Images should not appear in the copy, yet every line of the listing below must be printed exactly.

[TASK DATA]

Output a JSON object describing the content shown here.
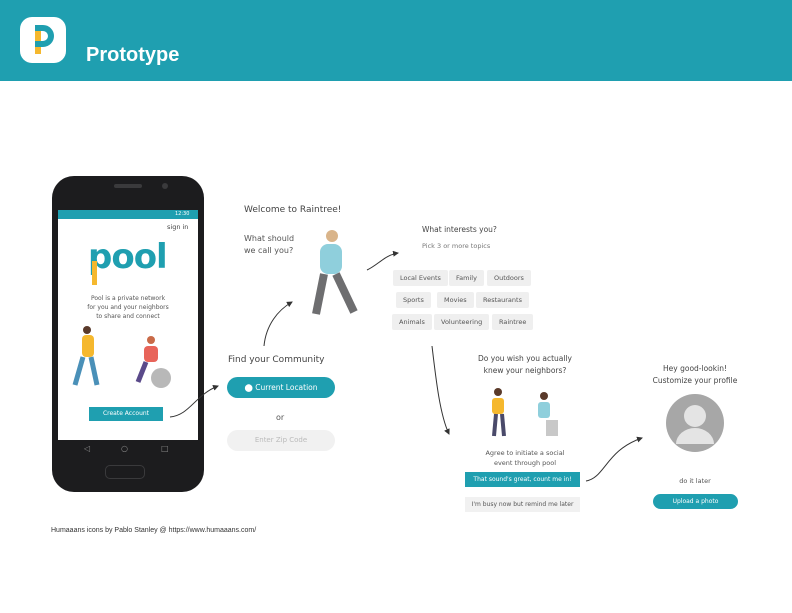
{
  "header": {
    "title": "Prototype"
  },
  "phone": {
    "status_time": "12:30",
    "sign_in": "sign in",
    "brand": "pool",
    "tagline": [
      "Pool is a private network",
      "for you and your neighbors",
      "to share and connect"
    ],
    "create_account": "Create Account"
  },
  "welcome": {
    "title": "Welcome to Raintree!",
    "question": [
      "What should",
      "we call you?"
    ]
  },
  "interests": {
    "title": "What interests you?",
    "subtitle": "Pick 3 or more topics",
    "chips": [
      "Local Events",
      "Family",
      "Outdoors",
      "Sports",
      "Movies",
      "Restaurants",
      "Animals",
      "Volunteering",
      "Raintree"
    ]
  },
  "community": {
    "title": "Find your Community",
    "current_location": "Current Location",
    "or": "or",
    "zip_placeholder": "Enter Zip Code"
  },
  "neighbors": {
    "title": [
      "Do you wish you actually",
      "knew your neighbors?"
    ],
    "agree": [
      "Agree to initiate a social",
      "event through pool"
    ],
    "accept": "That sound's great, count me in!",
    "later": "I'm busy now but remind me later"
  },
  "profile": {
    "title": [
      "Hey good-lookin!",
      "Customize your profile"
    ],
    "do_later": "do it later",
    "upload": "Upload a photo"
  },
  "credit": "Humaaans icons by Pablo Stanley @ https://www.humaaans.com/",
  "colors": {
    "teal": "#1f9fb0",
    "yellow": "#f5b82e",
    "chip_bg": "#efefef"
  }
}
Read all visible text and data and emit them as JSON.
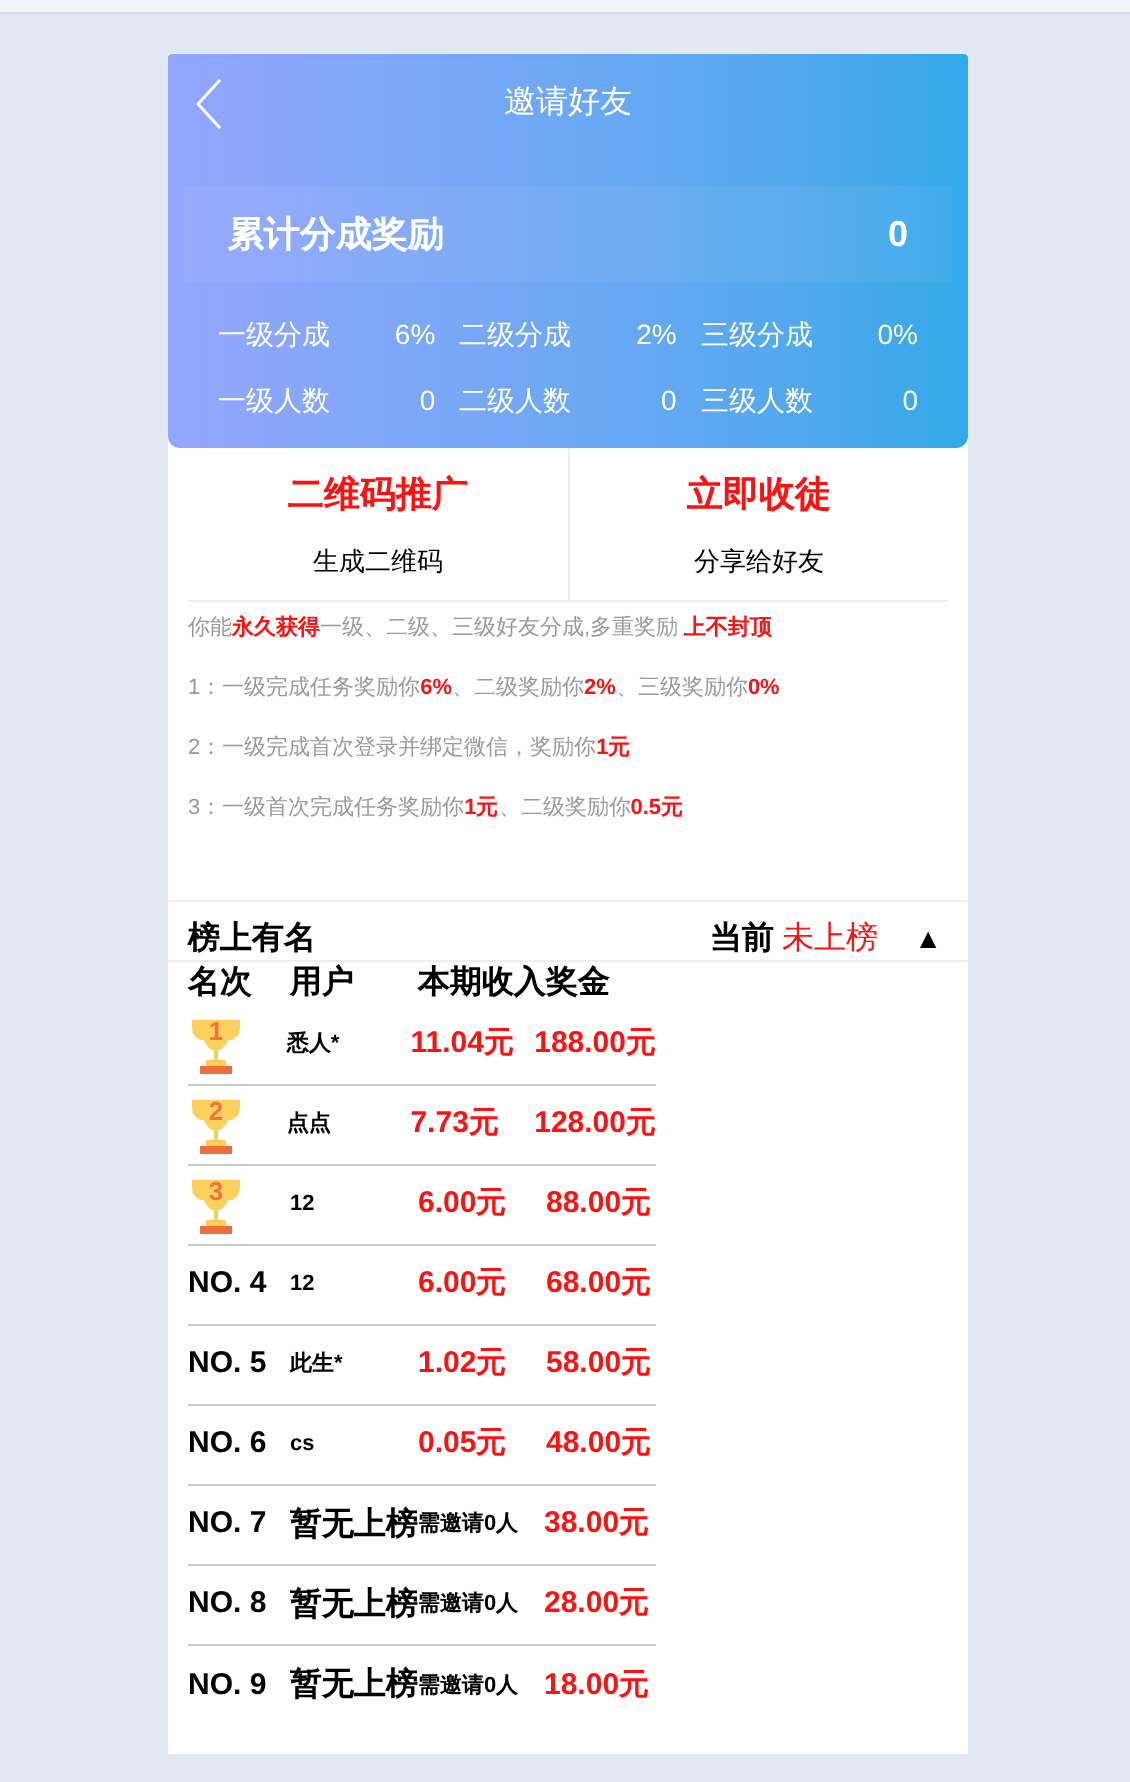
{
  "header": {
    "title": "邀请好友",
    "total_label": "累计分成奖励",
    "total_value": "0",
    "stats": [
      {
        "label": "一级分成",
        "value": "6%"
      },
      {
        "label": "二级分成",
        "value": "2%"
      },
      {
        "label": "三级分成",
        "value": "0%"
      },
      {
        "label": "一级人数",
        "value": "0"
      },
      {
        "label": "二级人数",
        "value": "0"
      },
      {
        "label": "三级人数",
        "value": "0"
      }
    ]
  },
  "actions": [
    {
      "title": "二维码推广",
      "subtitle": "生成二维码"
    },
    {
      "title": "立即收徒",
      "subtitle": "分享给好友"
    }
  ],
  "info": [
    "你能**永久获得**一级、二级、三级好友分成,多重奖励 **上不封顶**",
    "1：一级完成任务奖励你**6%**、二级奖励你**2%**、三级奖励你**0%**",
    "2：一级完成首次登录并绑定微信，奖励你**1元**",
    "3：一级首次完成任务奖励你**1元**、二级奖励你**0.5元**"
  ],
  "ranking": {
    "title": "榜上有名",
    "current_label": "当前",
    "current_value": "未上榜",
    "toggle": "▲",
    "columns": [
      "名次",
      "用户",
      "本期收入",
      "奖金"
    ],
    "rows": [
      {
        "kind": "trophy",
        "rank": "1",
        "user": "悉人*",
        "income": "11.04元",
        "bonus": "188.00元"
      },
      {
        "kind": "trophy",
        "rank": "2",
        "user": "点点",
        "income": "7.73元",
        "bonus": "128.00元"
      },
      {
        "kind": "trophy",
        "rank": "3",
        "user": "12",
        "income": "6.00元",
        "bonus": "88.00元"
      },
      {
        "kind": "number",
        "rank": "NO. 4",
        "user": "12",
        "income": "6.00元",
        "bonus": "68.00元"
      },
      {
        "kind": "number",
        "rank": "NO. 5",
        "user": "此生*",
        "income": "1.02元",
        "bonus": "58.00元"
      },
      {
        "kind": "number",
        "rank": "NO. 6",
        "user": "cs",
        "income": "0.05元",
        "bonus": "48.00元"
      },
      {
        "kind": "empty",
        "rank": "NO. 7",
        "user": "暂无上榜",
        "income": "需邀请0人",
        "bonus": "38.00元"
      },
      {
        "kind": "empty",
        "rank": "NO. 8",
        "user": "暂无上榜",
        "income": "需邀请0人",
        "bonus": "28.00元"
      },
      {
        "kind": "empty",
        "rank": "NO. 9",
        "user": "暂无上榜",
        "income": "需邀请0人",
        "bonus": "18.00元"
      }
    ]
  }
}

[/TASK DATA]

#### [ANSWER SECTION]
Output a JSON object describing the content shown here.
{
  "header": {
    "title": "Prototype"
  },
  "phone": {
    "status_time": "12:30",
    "sign_in": "sign in",
    "brand": "pool",
    "tagline": [
      "Pool is a private network",
      "for you and your neighbors",
      "to share and connect"
    ],
    "create_account": "Create Account"
  },
  "welcome": {
    "title": "Welcome to Raintree!",
    "question": [
      "What should",
      "we call you?"
    ]
  },
  "interests": {
    "title": "What interests you?",
    "subtitle": "Pick 3 or more topics",
    "chips": [
      "Local Events",
      "Family",
      "Outdoors",
      "Sports",
      "Movies",
      "Restaurants",
      "Animals",
      "Volunteering",
      "Raintree"
    ]
  },
  "community": {
    "title": "Find your Community",
    "current_location": "Current Location",
    "or": "or",
    "zip_placeholder": "Enter Zip Code"
  },
  "neighbors": {
    "title": [
      "Do you wish you actually",
      "knew your neighbors?"
    ],
    "agree": [
      "Agree to initiate a social",
      "event through pool"
    ],
    "accept": "That sound's great, count me in!",
    "later": "I'm busy now but remind me later"
  },
  "profile": {
    "title": [
      "Hey good-lookin!",
      "Customize your profile"
    ],
    "do_later": "do it later",
    "upload": "Upload a photo"
  },
  "credit": "Humaaans icons by Pablo Stanley @ https://www.humaaans.com/",
  "colors": {
    "teal": "#1f9fb0",
    "yellow": "#f5b82e",
    "chip_bg": "#efefef"
  }
}
Read all visible text and data and emit them as JSON.
{
  "header": {
    "title": "邀请好友",
    "total_label": "累计分成奖励",
    "total_value": "0",
    "stats": [
      {
        "label": "一级分成",
        "value": "6%"
      },
      {
        "label": "二级分成",
        "value": "2%"
      },
      {
        "label": "三级分成",
        "value": "0%"
      },
      {
        "label": "一级人数",
        "value": "0"
      },
      {
        "label": "二级人数",
        "value": "0"
      },
      {
        "label": "三级人数",
        "value": "0"
      }
    ]
  },
  "actions": [
    {
      "title": "二维码推广",
      "subtitle": "生成二维码"
    },
    {
      "title": "立即收徒",
      "subtitle": "分享给好友"
    }
  ],
  "info": [
    "你能**永久获得**一级、二级、三级好友分成,多重奖励 **上不封顶**",
    "1：一级完成任务奖励你**6%**、二级奖励你**2%**、三级奖励你**0%**",
    "2：一级完成首次登录并绑定微信，奖励你**1元**",
    "3：一级首次完成任务奖励你**1元**、二级奖励你**0.5元**"
  ],
  "ranking": {
    "title": "榜上有名",
    "current_label": "当前",
    "current_value": "未上榜",
    "toggle": "▲",
    "columns": [
      "名次",
      "用户",
      "本期收入",
      "奖金"
    ],
    "rows": [
      {
        "kind": "trophy",
        "rank": "1",
        "user": "悉人*",
        "income": "11.04元",
        "bonus": "188.00元"
      },
      {
        "kind": "trophy",
        "rank": "2",
        "user": "点点",
        "income": "7.73元",
        "bonus": "128.00元"
      },
      {
        "kind": "trophy",
        "rank": "3",
        "user": "12",
        "income": "6.00元",
        "bonus": "88.00元"
      },
      {
        "kind": "number",
        "rank": "NO. 4",
        "user": "12",
        "income": "6.00元",
        "bonus": "68.00元"
      },
      {
        "kind": "number",
        "rank": "NO. 5",
        "user": "此生*",
        "income": "1.02元",
        "bonus": "58.00元"
      },
      {
        "kind": "number",
        "rank": "NO. 6",
        "user": "cs",
        "income": "0.05元",
        "bonus": "48.00元"
      },
      {
        "kind": "empty",
        "rank": "NO. 7",
        "user": "暂无上榜",
        "income": "需邀请0人",
        "bonus": "38.00元"
      },
      {
        "kind": "empty",
        "rank": "NO. 8",
        "user": "暂无上榜",
        "income": "需邀请0人",
        "bonus": "28.00元"
      },
      {
        "kind": "empty",
        "rank": "NO. 9",
        "user": "暂无上榜",
        "income": "需邀请0人",
        "bonus": "18.00元"
      }
    ]
  }
}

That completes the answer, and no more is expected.